Starting February 15, Best Buy will introduce electronics recycling options at all of its 1,0006 U.S. locations. Although there will be a $10 fee for any item with a screen, consumers will be reimbursed with a $10 gift card. Best Buy is just one of the many companies using incentives to entice customers to recycle. Other companies, like Staples, have also begun expanding their recycling programs, offering cash incentives for participating.
The Best Buy program will allow each household to recycle up to two units per day. They’ll accept most televisions and monitors up to 32 inches, along with laptops, VCRs, DVD players, cell phones, keyboards, remotes, and many other consumer electronics products. Console televisions, items that contain Freon, microwaves, and appliances will not be accepted.

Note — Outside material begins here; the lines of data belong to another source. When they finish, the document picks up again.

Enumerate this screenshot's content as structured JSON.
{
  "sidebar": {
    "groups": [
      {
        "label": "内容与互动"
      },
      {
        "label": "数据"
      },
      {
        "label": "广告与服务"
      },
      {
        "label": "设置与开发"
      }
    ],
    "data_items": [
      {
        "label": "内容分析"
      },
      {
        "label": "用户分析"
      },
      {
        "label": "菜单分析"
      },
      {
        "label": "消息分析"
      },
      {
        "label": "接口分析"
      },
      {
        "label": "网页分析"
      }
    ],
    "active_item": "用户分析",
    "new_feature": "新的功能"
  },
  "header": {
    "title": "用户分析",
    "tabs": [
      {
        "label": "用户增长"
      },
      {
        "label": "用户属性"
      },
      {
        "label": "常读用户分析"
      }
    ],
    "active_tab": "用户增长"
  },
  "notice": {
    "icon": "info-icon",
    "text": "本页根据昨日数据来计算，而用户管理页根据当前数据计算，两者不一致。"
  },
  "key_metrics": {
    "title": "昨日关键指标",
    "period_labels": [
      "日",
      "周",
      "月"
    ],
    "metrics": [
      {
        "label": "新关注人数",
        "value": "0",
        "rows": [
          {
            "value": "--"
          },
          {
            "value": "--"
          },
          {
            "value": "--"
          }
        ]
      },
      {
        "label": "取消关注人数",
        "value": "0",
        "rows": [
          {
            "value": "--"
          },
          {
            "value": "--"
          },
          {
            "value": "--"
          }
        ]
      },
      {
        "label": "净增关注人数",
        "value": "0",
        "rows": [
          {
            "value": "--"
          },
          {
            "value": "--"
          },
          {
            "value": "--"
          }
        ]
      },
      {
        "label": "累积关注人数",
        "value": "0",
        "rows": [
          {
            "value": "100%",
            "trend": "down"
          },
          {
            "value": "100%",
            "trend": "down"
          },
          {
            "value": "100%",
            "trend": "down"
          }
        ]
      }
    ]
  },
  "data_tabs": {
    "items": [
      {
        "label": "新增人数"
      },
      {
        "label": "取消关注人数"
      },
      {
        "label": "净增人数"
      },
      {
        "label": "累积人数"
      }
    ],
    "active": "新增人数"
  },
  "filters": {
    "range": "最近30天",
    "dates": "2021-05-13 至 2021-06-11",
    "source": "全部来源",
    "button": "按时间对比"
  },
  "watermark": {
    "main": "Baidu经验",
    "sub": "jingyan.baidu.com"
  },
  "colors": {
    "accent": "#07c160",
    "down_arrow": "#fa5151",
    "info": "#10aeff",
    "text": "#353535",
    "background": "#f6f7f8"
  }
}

Experts agree that Best Buy’s program show the importance of connecting recycling with saving money. In an economy where every dollar counts, offering a “prize” is important for luring customers to the program. Boston-based marketing company Cone Inc. reports that 51 percent of shoppers consider the environmental effects of the electronics they buy, but consumers are less likely to recycle these same items, due to the price and work involved.
Best Buy already has recycling kiosks where consumers can drop off ink cartridges, old CDs and DVDs, batteries, and other small items. In addition to electronics recycling, Best Buy also takes part in the Green Your Phone program and is exploring alternatives to plastic clamshell packaging.